EU's Tusk urges Catalan leader to 'respect constitutional order'

Brussels (AFP) –


EU President Donald Tusk on Tuesday urged Catalonia's separatist leader not to take a decision that would make dialogue with Madrid "impossible" and respect the constitution, just hours before a possible declaration of independence.

Brussels has firmly backed Madrid in the escalating standoff over the banned referendum vote for Catalan independence on October 1 but called for talks to defuse the crisis, which has sent shockwaves through the European Union.

Catalan government chief Carles Puigdemont is due to address an extraordinary session of the region's parliament which starts at 1600 GMT, though it remains unclear whether he will follow through on a threat to announce a full breakaway from Spain.

"Today I ask you to respect in your intentions the constitutional order and not to announce a decision that would make such a dialogue impossible," Tusk said in Brussels.

Tusk, a self-confessed former football hooligan, said he made his appeal in a spirit of European unity and also "as a man who knows what it feels like to be hit by a police baton".

"Diversity should not, and need not, lead to conflict, whose consequences would obviously be bad: for the Catalans, for Spain and for the whole of Europe. Let us always look for what unites us, and not for what divides us," Tusk said.

His comments echoed a warning from Madrid to Puigdemont "not to do anything irreversible" and not to make a unilateral declaration of independence.

Puigdemont says the referendum result -- 90 percent in favour of independence -- justifies splitting from Madrid, though the poll was poorly monitored and many Catalans opposed to secession simply stayed home. Turnout was just over 42 percent.

The EU has insisted the crisis is an internal matter for Spain and defended Madrid's right to use "proportionate" force after dramatic images of riot police clashing with voters on polling day caused international alarm.

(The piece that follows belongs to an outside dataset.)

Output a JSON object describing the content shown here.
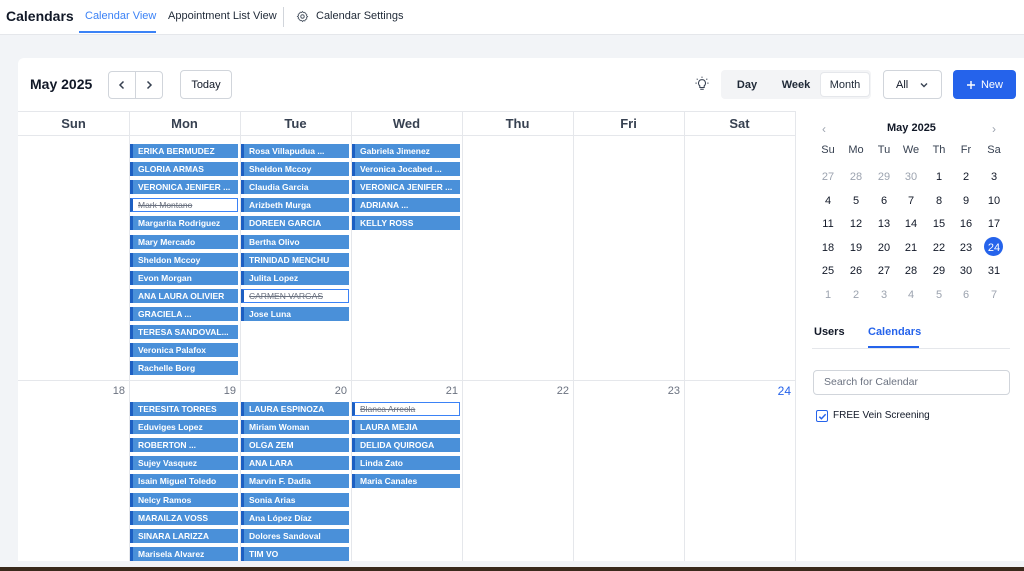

At stake is the future of a region of 7.5 million people deeply divided over independence, one of Spain's economic powerhouses whose drive to break away has raised concern for stability in the European Union.